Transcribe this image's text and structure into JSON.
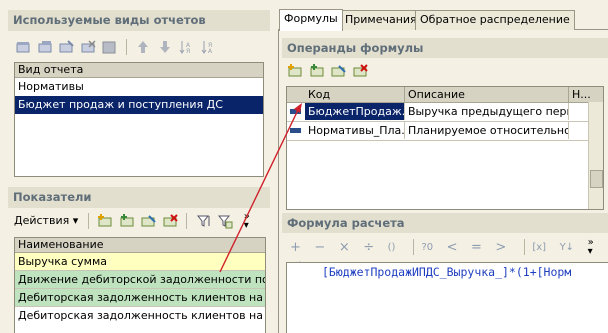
{
  "left": {
    "report_types_title": "Используемые виды отчетов",
    "report_types_header": "Вид отчета",
    "report_types": [
      "Нормативы",
      "Бюджет продаж и поступления ДС"
    ],
    "indicators_title": "Показатели",
    "actions_label": "Действия",
    "indicators_header": "Наименование",
    "indicators": [
      "Выручка сумма",
      "Движение дебиторской задолженности по",
      "Дебиторская задолженность клиентов на к",
      "Дебиторская задолженность клиентов на к"
    ]
  },
  "right": {
    "tabs": [
      "Формулы",
      "Примечания",
      "Обратное распределение"
    ],
    "operands_title": "Операнды формулы",
    "operands_columns": [
      "Код",
      "Описание",
      "Н..."
    ],
    "operands": [
      {
        "code": "БюджетПродаж...",
        "description": "Выручка предыдущего периода"
      },
      {
        "code": "Нормативы_Пла...",
        "description": "Планируемое относительное..."
      }
    ],
    "formula_title": "Формула расчета",
    "formula_text": "[БюджетПродажИПДС_Выручка_]*(1+[Норм"
  },
  "colors": {
    "selection": "#0a246a",
    "indicator_row_highlight": "#ffffc0",
    "indicator_row_green": "#bfe3bf",
    "arrow": "#d0202a",
    "formula_text": "#1f3fc0"
  }
}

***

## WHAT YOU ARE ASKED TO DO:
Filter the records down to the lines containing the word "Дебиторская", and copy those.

## WRITTEN RESPONSE:
      "Дебиторская задолженность клиентов на к",
      "Дебиторская задолженность клиентов на к"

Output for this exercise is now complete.